GERD and dyspepsia typically need to be diagnosed by a physician in order for treatment to begin, but the symptoms are fairly recognizable due to its commonness among the public and its typical symptoms. Non-medical treatment is largely dietary and lifestyle modification. For diet, smaller and more frequent meals are suggested compared to the typical three meals a day routine. Larger meals can dilate the stomach and the lower esophageal sphincter, allowing more acid to reflux up the esophagus. Some health care providers suggest avoiding coffee, chocolate, and spicy foods, but recently this suggestion has been questioned due to a lack of evidence supporting this claim. However, eating less fatty foods has also been shown to help with GERD. After meals, light activity such as walking or standing may help with symptoms. Sitting down, especially hunched over, may worsen GERD after eating. Last, alcohol and chronic NSAID usage cessation is recommended, because the two have been shown to upset the mucosa lining of the stomach and even cause ulcers. For lifestyle changes, exercise and weight loss have been shown to decrease the symptoms and stomach pain from GERD. In addition, sleeping with the head of the bed elevated (the whole bed, not just your head) also helps with the discomfort GERD causes.

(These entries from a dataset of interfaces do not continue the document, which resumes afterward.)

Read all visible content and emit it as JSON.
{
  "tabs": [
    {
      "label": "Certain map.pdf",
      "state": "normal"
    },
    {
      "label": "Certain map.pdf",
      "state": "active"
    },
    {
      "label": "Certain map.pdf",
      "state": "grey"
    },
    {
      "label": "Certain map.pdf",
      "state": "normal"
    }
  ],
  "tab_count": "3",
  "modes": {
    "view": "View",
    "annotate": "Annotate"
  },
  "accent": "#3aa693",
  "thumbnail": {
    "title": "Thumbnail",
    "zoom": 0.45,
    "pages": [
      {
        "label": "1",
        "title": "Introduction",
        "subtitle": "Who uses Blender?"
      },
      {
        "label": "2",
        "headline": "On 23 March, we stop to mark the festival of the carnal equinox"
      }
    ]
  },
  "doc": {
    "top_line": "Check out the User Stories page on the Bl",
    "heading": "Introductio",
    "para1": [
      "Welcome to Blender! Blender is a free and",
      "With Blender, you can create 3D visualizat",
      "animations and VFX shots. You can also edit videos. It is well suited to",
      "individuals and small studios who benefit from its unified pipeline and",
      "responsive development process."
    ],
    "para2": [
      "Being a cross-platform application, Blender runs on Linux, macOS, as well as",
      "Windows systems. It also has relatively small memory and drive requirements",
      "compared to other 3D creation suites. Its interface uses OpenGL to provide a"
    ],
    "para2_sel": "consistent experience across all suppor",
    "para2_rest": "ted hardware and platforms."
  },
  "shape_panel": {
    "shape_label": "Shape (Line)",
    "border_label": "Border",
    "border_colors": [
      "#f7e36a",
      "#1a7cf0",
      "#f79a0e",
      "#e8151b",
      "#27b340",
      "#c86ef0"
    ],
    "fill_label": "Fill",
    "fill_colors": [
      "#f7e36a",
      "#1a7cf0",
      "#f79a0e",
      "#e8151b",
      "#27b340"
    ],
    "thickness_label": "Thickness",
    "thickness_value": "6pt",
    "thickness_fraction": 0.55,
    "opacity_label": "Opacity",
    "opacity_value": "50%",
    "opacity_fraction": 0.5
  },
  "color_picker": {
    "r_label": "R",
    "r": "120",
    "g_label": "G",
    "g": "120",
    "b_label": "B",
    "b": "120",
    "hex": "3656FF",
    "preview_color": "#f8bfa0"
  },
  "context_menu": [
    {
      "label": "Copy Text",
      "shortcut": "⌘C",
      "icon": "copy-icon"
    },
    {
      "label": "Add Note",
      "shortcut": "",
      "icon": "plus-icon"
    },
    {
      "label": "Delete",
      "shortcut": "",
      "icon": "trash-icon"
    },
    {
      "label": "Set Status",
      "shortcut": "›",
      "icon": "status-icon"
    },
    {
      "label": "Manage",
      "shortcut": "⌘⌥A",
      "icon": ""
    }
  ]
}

Medical intervention of GERD involves the usage of antacids, H2 inhibitors, and proton pump inhibitors (PPI). Antacids are your typical over the counter drugs, such as Tums and Maalox. They work decently, but only work for a short period of time. The H2 blockers, such as ranitidine and famotidine, work by blocking the histamine receptors in the cells that produce acid, blocking some acid production. These medications work best at night, but are not the most effective drug for reflux. However, their redeeming quality is their cheapness; you can obtain a month’s supply for only $4. The best medication for reflux is the PPI. It works by blocking the creation of the pump that actually brings acid into the stomach, reducing the amount of acid available. This medication works much better than H2 blockers. Unfortunately, it is also more expensive. The over the counter PPI, omeprazole, is not too expensive, but stronger PPIs such as Nexium require a prescription and generally have a higher price tag. Nonetheless, if reflex is bad enough to cause constant symptoms, and lifestyle and dietary changes are not enough, medications may be necessary to help alleviate stomach pains and discomfort that come from GERD and dyspepsia. To find out more about stomach pain and cures visit Reflux Remedy today!